It’s also useful to ask potential colleagues this question if given the opportunity to speak to them (this often comes at later stages of interviewing, on the second or third visit to the office). See how closely their answers align to the interviewer you spoke with earlier. Divergent responses can mean a lack of cultural alignment.

3. How do people give and receive feedback at your company?

During the second or third interview is a good time to ask how a company manages feedback. Conflict management is one of the most telling ways to determine a company’s culture.  A Psychometric study on conflict in the workplace found that 59% of workplace conflict is due to clashing values, whereas warring egos and personality clashes comprise of 86% of conflict. Knowing how the company navigates feedback can lead you to a workplace most in line with your own values.

Some organizations prefer to document conflict and mistakes, reporting the minutiae of worker disagreement and error, while others prefer informal, frequent, and on-the-spot feedback. Being clear on the way the company handles feedback is necessary to know whether you will fit in and if this workplace will be an environment you will be comfortable in.  company-culture-2

4. How does your company celebrate success? What do you use to motivate your employees?

Different employees are motivated by different rewards – but salespeople are universally motivated by money and recognition. Ask the interviewer how quota attainment is rewarded. Is there a multi-tiered target structure for specific milestones hit? Is there a quarterly bonus in addition to an annual one? Understanding how the company both motivates and rewards its employees is a way to understand its corporate culture.

Sales culture is directly tied to the results of the team, so having an engaged, pro-sales CEO and executive team who understand and respects the value of its sales team is proof that this an environment you as a salesperson want to be a part of.

5. What role would I play in the growth of this company?

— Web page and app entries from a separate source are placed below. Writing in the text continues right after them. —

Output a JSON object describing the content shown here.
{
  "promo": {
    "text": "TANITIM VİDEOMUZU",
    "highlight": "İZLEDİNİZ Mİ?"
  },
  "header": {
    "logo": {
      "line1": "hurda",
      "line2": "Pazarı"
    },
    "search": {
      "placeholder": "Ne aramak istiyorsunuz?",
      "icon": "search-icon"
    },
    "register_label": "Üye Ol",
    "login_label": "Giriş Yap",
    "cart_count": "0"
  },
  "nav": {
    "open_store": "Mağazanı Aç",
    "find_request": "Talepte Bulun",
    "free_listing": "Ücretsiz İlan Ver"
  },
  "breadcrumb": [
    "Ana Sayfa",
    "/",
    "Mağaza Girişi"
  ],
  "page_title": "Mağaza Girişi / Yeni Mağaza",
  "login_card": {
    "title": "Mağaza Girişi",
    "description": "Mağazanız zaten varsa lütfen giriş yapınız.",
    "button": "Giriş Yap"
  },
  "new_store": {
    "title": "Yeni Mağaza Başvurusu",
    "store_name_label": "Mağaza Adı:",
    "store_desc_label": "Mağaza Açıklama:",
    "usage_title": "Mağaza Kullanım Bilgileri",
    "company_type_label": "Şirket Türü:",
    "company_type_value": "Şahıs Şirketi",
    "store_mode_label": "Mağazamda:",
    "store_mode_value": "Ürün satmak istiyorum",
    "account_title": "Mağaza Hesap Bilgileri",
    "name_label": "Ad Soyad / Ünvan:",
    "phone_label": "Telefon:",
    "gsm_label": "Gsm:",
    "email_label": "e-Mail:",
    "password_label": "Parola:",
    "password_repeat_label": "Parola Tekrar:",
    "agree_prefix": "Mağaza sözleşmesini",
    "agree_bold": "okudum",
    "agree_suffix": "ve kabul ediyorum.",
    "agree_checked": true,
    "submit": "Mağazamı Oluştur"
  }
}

While it may seem obvious what role a sales position will hold for an organization, titles and roles mean different things to different companies. How the interviewer answers this question illuminates how they view the sales force of their organization and how well they understand the function of sales within the company.

You want to hear the interviewer provide an answer that is specific, and includes tasks devoted to selling (as opposed to tasks that pull you away from your selling activities and make it more difficult to fulfill targets). A response that makes you feel like your duties and responsibilities are integral to the success of the company is a strong indication that the company understands sales–and that you will be a good fit.

Company Culture Impacts Your Selling Success:

Company culture is the beliefs and behaviors that govern how the leadership team and employees interact in an organization. The interview process measures your fit as an employee for a company, but it’s also an opportunity for you to evaluate the company’s fit for you. In the path to employment, knowing what questions to ask about a company’s culture is imperative to understanding if you will be a good long term fit. Ultimately, you want to know:

  • If the company has a pro sales culture
  • How the leadership understands and defines their culture
  • What strategies are used to manage feedback
  • How success is celebrated
  • How sales is aligned with the rest of the organization

For more industry insights or to learn more about the landscape of B2B and enterprise sales, visit the Peak Sales Blog.



close relpost-thumb-wrapper

Eliot Burdett

CEO at Peak Sales Recruiting

Before Peak, Eliot spent more than 20 years building and leading companies, where he took the lead in recruiting and managing high performance sales teams. He co-founded Ventrada Systems (mobile applications) and GlobalX (e-commerce software). He was also Vice President of Sales for PointShot Wireless. Eliot received his B. Comm. from Carleton University and has been honored as a Top 40 Under 40 Award winner. He co-authored Sales Recruiting 2.0, How to Find Top Performing Sales People, Fast and provides regular insights on sales team management and hiring on the Peak Sales Recruiting Blog.